Black Bird Review 2022 Tv Show Series Cast Crew Online
It is becoming increasingly difficult to make a true-crime adaptation that differs from the countless films, series, and podcasts out there. Whether they play with tone, style, genre, or perspective, there are only so many ways you can tell the story of a murderer without it beginning to feel repetitive. This year alone, so many true-crime series have tried to upend expectations and fail that any new attempts are met with less enthusiasm each time. The latest addition to the sub-genre is Black Bird. Based on the memoir by James Keene, AppleTV+’s latest series is an intriguing twist on the expected true crime formula along with two intense leading performances from Taron Egerton and Paul Walter Hauser as two very different criminals whose fates become connected to one another.
Set in the mid-1990s, Black Bird is comprised of two parallel stories. The first focuses on Jimmy Keene (Taron Egerton), a smooth talker who has made a lot of money as a drug dealer. When he is caught by the FBI and sentenced to ten years in a minimum-security prison, Jimmy is offered the chance to be set free in exchange for going undercover in a maximum-security prison where he is tasked with getting a confession from serial killer Larry DeWayne Hall (Paul Walter Hauser). When Jimmy’s father, played by the late Ray Liotta, suffers a stroke, Jimmy takes the deal. The second story involves FBI agent Lauren McCauley (Sepideh Moafi) and Detective Brian Miller (Greg Kinnear) who desperately search through Hall’s purported victims to find evidence to keep him in prison before an appeal sets him free.
The early episodes of Black Bird spend a good amount of time establishing who Jimmy and Larry are. Taron Egerton, in what may be one of his most challenging roles, plays Jimmy as an over-confident player who gets in way over his head. Hauser, who has developed into one hell of an actor, delivers a chilling performance as the “serial confessor” Hall. With so many infamous serial killers in the annals of crime, I was shocked to be so unfamiliar with Hall’s crimes. Knowing as little as possible about him helps this series feel more disturbing and thrilling as you are left stunned that this story could possibly be based on actual events. It takes three episodes before Jimmy and Larry’s relationship begins to develop, but none of that time is wasted as the story spends ample time building multiple elements to complicate the story. Jimmy must not only contend with his assignment to elicit the truth from Hall but he must also deal with other factions in prison including a crooked guard and a member of the mob who takes a liking to him.
As good as Egerton and Hauser are on screen together, they spend a good amount of time apart and each actor owns the scenes they are in. But, the supporting players in this are also very good. Sepideh Moafi (The L Word, The Deuce) plays McCauley as a skilled investigator and goes to the mat with Egerton in each scene. Never taking Jimmy’s act as anything more than a performance, McCauley and Miller delve into their investigation with an intensity that really sends home the urgency of what they are trying to accomplish. Kinnear is quite good as the small-town cop who knows from the outset that Hall is a monster even when those around him don’t believe it. The two are very good and would have been the buzziest part of this cast if not for the late Ray Liotta. Liotta, who plays Jimmy’s father, gives a brutally emotional performance, unlike anything he has done in quite a long time that anchors Jimmy’s redemption from criminal to key in taking down Hall.
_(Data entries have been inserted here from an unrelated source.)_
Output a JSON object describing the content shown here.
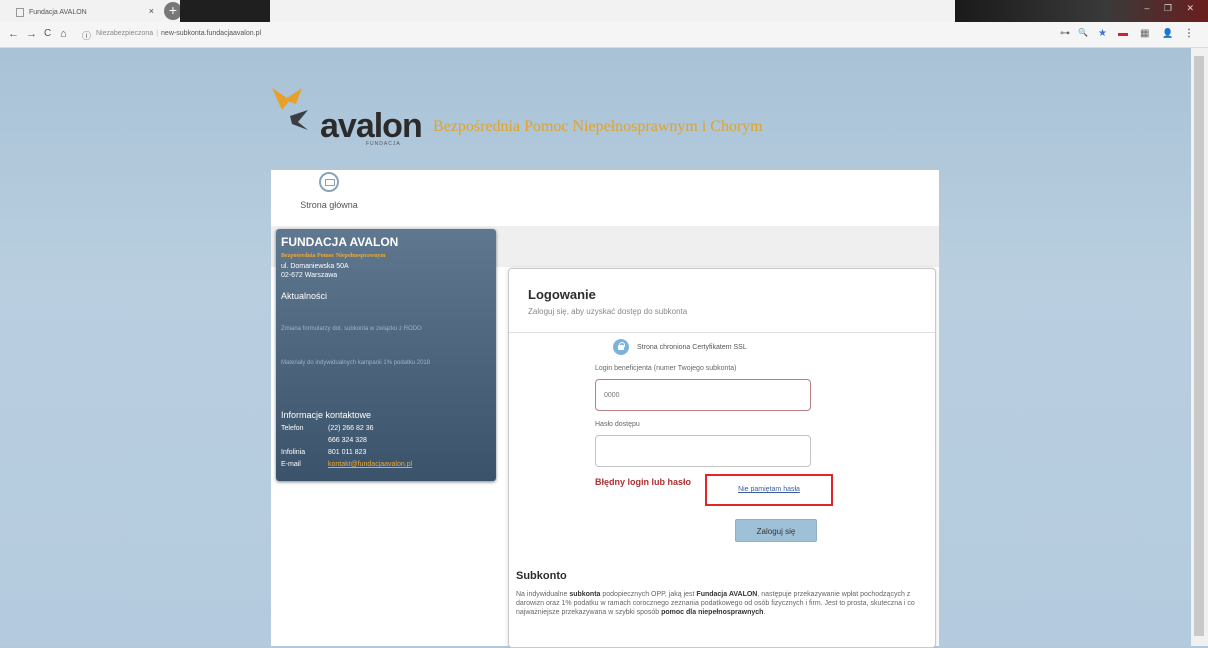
{
  "browser": {
    "tab_title": "Fundacja AVALON",
    "tab_close": "×",
    "new_tab": "+",
    "back": "←",
    "forward": "→",
    "reload": "C",
    "home": "⌂",
    "info": "ⓘ",
    "url_security": "Niezabezpieczona",
    "url_sep": "|",
    "url_host": "new-subkonta.fundacjaavalon.pl",
    "window_controls": "– ❐ ✕",
    "ext_icons": [
      "⊶",
      "🔍",
      "★",
      "▬",
      "▦",
      "👤",
      "⋮"
    ]
  },
  "header": {
    "logo_word": "avalon",
    "logo_fund": "FUNDACJA",
    "tagline": "Bezpośrednia Pomoc Niepełnosprawnym i Chorym"
  },
  "nav": {
    "home_label": "Strona główna"
  },
  "sidebar": {
    "title": "FUNDACJA AVALON",
    "subtitle": "Bezpośrednia Pomoc Niepełnosprawnym",
    "address_line1": "ul. Domaniewska 50A",
    "address_line2": "02-672 Warszawa",
    "news_heading": "Aktualności",
    "news": [
      "Zmiana formularzy dot. subkonta w związku z RODO",
      "Materiały do indywidualnych kampanii 1% podatku 2018"
    ],
    "contact_heading": "Informacje kontaktowe",
    "contact": {
      "phone_label": "Telefon",
      "phone1": "(22) 266 82 36",
      "phone2": "666 324 328",
      "infoline_label": "Infolinia",
      "infoline": "801 011 823",
      "email_label": "E-mail",
      "email": "kontakt@fundacjaavalon.pl"
    }
  },
  "login": {
    "title": "Logowanie",
    "subtitle": "Zaloguj się, aby uzyskać dostęp do subkonta",
    "ssl_text": "Strona chroniona Certyfikatem SSL",
    "login_label": "Login beneficjenta (numer Twojego subkonta)",
    "login_value": "0000",
    "password_label": "Hasło dostępu",
    "password_value": "",
    "error": "Błędny login lub hasło",
    "forgot": "Nie pamiętam hasła",
    "submit": "Zaloguj się"
  },
  "subkonto": {
    "heading": "Subkonto",
    "p1": "Na indywidualne ",
    "b1": "subkonta",
    "p2": " podopiecznych OPP, jaką jest ",
    "b2": "Fundacja AVALON",
    "p3": ", następuje przekazywanie wpłat pochodzących z darowizn oraz 1% podatku w ramach corocznego zeznania podatkowego od osób fizycznych i firm. Jest to prosta, skuteczna i co najważniejsze przekazywana w szybki sposób ",
    "b3": "pomoc dla niepełnosprawnych",
    "p4": "."
  },
  "colors": {
    "accent_orange": "#e0a32c",
    "sidebar_blue": "#3a536b",
    "error_red": "#b03030",
    "highlight_red": "#e0252b",
    "button_blue": "#9fc1d8"
  }
}
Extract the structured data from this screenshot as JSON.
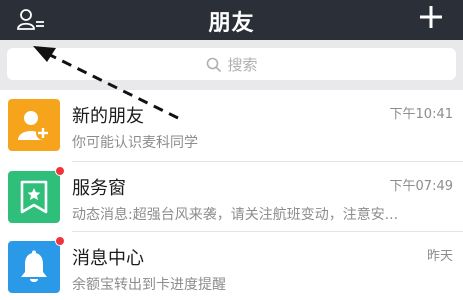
{
  "header": {
    "title": "朋友",
    "left_icon": "contacts-icon",
    "right_icon": "plus-icon"
  },
  "search": {
    "placeholder": "搜索",
    "icon": "search-icon"
  },
  "list": [
    {
      "name": "新的朋友",
      "message": "你可能认识麦科同学",
      "time": "下午10:41",
      "icon": "add-friend-icon",
      "color": "#f7a41d",
      "badge": false
    },
    {
      "name": "服务窗",
      "message": "动态消息:超强台风来袭，请关注航班变动，注意安...",
      "time": "下午07:49",
      "icon": "service-window-icon",
      "color": "#2fbf7a",
      "badge": true
    },
    {
      "name": "消息中心",
      "message": "余额宝转出到卡进度提醒",
      "time": "昨天",
      "icon": "bell-icon",
      "color": "#2a9ae8",
      "badge": true
    }
  ],
  "colors": {
    "header_bg": "#2b3038",
    "badge": "#f2323c",
    "annotation_arrow": "#111111"
  }
}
With an eerie and memorable score by Mogwai (Kin, ZeroZeroZero), Black Bird takes six episodes to unveil the full scope of Larry Hall’s crimes as well as Jimmy Keene’s experiences in trying to survive in prison. Created by Dennis Lehane, best known for crime novels Mystic River, Gone Baby Gone, Shutter Island, and Live By Night, this series takes elements from serial killer stories, prison dramas, police procedurals, and more and combines them in a way that makes for very compelling television. Directed by Michael R. Roskam (The Drop), Joe Chappelle (The Wire), and Jim McKay (Better Call Saul), Black Bird creates a vivid look at prison life that we often don’t see on screen. I continuously sympathized with Jimmy while sometimes questioning whether Larry Hall was guilty or mentally ill. Lehane and his writing team do a stellar job in making you question your own instincts about these characters until the very last episode.
I was not expecting Black Bird to be more than just another true-crime adaptation when I first heard about it. I should have trusted that between Dennis Lehane behind the scenes and Taron Egerton and Paul Walter Hauser in front of the camera that this would be anything but great. A distinct take on the serial killer genre, Black Bird benefits from excellent performances from the entire cast, especially the late, great Ray Liotta. While many elements of this story could have turned into cliche and formulaic tropes, Black Bird never succumbs to playing it safe. This is a very compelling story that kept me glued for all six episodes and is a tale I will not soon forget.